Where we are today
Malaysia is one of the world’s top destinations, in the top 10 in arrivals and top 15 in global receipts. Tourism is our fifth largest industry, generating RM37 billion in GNI in 2009. The industry is expected to continue growing with arrivals rising from 24 million in 2009 to 36 million in 2020.
Vision the future
Malaysia’s growth in tourism has mostly relied on growth in arrivals rather than yield: 75 percent of growth has been from increased arrivals and 25 percent from increased yield. Going forwards, we must focus on growing yield. To attract the higher yield segment, we will need to both improve and upgrade our offerings and services and enhance connectivity to our key priority markets.
Targets and aspirations
The tourism industry is targeted to raise total GNI contribution by RM67 billion to reach RM104 billion by 2020. This will require the sector to triple from the starting position of RM37 billion in 2009.

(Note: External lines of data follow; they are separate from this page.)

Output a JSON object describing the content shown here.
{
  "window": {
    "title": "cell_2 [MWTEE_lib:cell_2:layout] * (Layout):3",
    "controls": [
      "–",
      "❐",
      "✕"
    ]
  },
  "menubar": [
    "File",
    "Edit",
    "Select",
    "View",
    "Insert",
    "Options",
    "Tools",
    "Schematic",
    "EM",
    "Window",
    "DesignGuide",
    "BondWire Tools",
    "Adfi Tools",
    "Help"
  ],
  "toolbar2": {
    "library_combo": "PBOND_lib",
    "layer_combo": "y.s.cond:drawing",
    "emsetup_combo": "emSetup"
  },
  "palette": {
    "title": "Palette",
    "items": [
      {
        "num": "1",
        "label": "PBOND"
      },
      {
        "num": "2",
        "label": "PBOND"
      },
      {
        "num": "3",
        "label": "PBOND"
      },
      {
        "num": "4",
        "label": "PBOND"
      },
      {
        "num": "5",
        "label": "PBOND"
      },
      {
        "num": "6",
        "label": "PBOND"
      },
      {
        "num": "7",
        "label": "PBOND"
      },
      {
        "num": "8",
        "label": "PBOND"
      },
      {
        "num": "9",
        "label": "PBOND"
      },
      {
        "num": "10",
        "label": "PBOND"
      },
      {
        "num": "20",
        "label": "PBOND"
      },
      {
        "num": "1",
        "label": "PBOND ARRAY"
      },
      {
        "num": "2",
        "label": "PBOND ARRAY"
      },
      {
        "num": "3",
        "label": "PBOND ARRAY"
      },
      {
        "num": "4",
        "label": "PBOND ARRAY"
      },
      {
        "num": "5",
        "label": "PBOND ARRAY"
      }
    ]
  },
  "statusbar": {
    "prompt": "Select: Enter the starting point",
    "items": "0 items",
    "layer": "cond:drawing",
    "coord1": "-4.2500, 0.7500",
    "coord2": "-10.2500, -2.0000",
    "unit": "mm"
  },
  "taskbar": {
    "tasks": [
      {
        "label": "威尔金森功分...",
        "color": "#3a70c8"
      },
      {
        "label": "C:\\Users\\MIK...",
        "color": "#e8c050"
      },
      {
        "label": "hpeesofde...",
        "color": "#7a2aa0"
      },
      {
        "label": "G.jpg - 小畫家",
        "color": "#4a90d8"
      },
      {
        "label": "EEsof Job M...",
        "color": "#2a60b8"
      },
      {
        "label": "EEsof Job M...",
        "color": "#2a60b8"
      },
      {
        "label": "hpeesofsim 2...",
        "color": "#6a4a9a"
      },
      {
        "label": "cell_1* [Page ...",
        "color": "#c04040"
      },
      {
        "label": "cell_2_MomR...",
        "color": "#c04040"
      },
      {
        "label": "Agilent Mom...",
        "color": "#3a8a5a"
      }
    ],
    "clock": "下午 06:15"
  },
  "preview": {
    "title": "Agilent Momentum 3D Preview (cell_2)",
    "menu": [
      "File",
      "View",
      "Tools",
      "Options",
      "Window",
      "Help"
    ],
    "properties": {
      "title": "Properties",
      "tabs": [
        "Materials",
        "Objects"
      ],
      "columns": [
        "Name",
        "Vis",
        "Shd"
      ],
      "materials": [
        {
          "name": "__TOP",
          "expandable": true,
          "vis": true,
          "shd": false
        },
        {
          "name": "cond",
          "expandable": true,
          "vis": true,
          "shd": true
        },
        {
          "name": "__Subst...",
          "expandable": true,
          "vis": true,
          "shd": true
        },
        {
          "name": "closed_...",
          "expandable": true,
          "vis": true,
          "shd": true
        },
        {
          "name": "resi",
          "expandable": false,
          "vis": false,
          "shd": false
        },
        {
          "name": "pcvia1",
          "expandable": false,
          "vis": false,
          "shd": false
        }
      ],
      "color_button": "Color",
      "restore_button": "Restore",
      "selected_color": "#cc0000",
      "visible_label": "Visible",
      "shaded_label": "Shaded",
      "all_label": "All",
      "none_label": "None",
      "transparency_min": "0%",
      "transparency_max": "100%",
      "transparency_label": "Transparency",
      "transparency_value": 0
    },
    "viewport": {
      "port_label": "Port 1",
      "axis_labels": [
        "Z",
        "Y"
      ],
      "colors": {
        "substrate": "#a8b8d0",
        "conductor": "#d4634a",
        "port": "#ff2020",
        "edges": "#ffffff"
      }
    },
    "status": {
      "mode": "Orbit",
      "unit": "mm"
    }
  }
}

This incremental increase is driven by 12 EPPs, which will deliver RM28.4 billion in incremental GNI and three business opportunities that will deliver RM28.6 billion in incremental GNI. In achieving this, an additional 497,000 jobs will be created.
A total of 12 EPPs have been developed across six themes to deliver significant results within a 10-year timeframe.
1—Affordable luxury: Shopping currently accounts for 28 percent of our total tourism receipts, compared to 35 percent in Singapore and 57 percent in Hong Kong. We will position ourselves as a shopping destination and aim to grow shopping receipts to 35 percent by 2020.
2—Nature adventure: Malaysia aims to become one of the world’s best offerings of biodiversity. We target to have a recognised network of different biodiversity sites of international calibre, which will be developed and/or rehabilitated and allow for tourist participation in rehabilitation activities.
3—Family fun: This theme primarily targets the rapidly growing middle-class of India, China and the Middle East, which represent about 48 percent of global population but only 13 percent of global tourism departures, and offers them a destination in Southeast Asia for family entertainment.
4—Events, entertainment, spa and sports: Malaysia lags our neighbours in the magnitude and variety of events as well as in our nightlife offerings. Hosting more international events and promoting a vibrant nightlife is necessary to attract tourists and provide a boost to the tourism industry.
5—Business tourism: Business tourism represents a small part of our industry, with just 5 percent of total arrivals and 19 percent of receipts (2009), unlike Singapore, where it accounts for 30 percent of tourist arrivals and 40 percent of receipts. We believe there is potential to further grow this segment.
Cross-theme projects—Medium-haul connectivity and better quality hotels: Two cross-theme projects will support delivery of the other projects: enhancing connectivity to priority medium-haul markets and improving the rates, mix and quality of our hotels.
Achieving our aspirations will require RM204 billion in funding over the next 10 years. Of this funding, only 2 percent is expected to come from the public sector. We have identified four sector-wide enablers critical to unleashing the sector’s full potential. They are increasing and focusing our marketing in priority markets; re-introducing selective visa on arrival; ensuring an adequate supply of qualified human capital; and improving the tourism environment by improving offerings and accessibility (e.g. taxi services), access to funding and quality of front-line staff.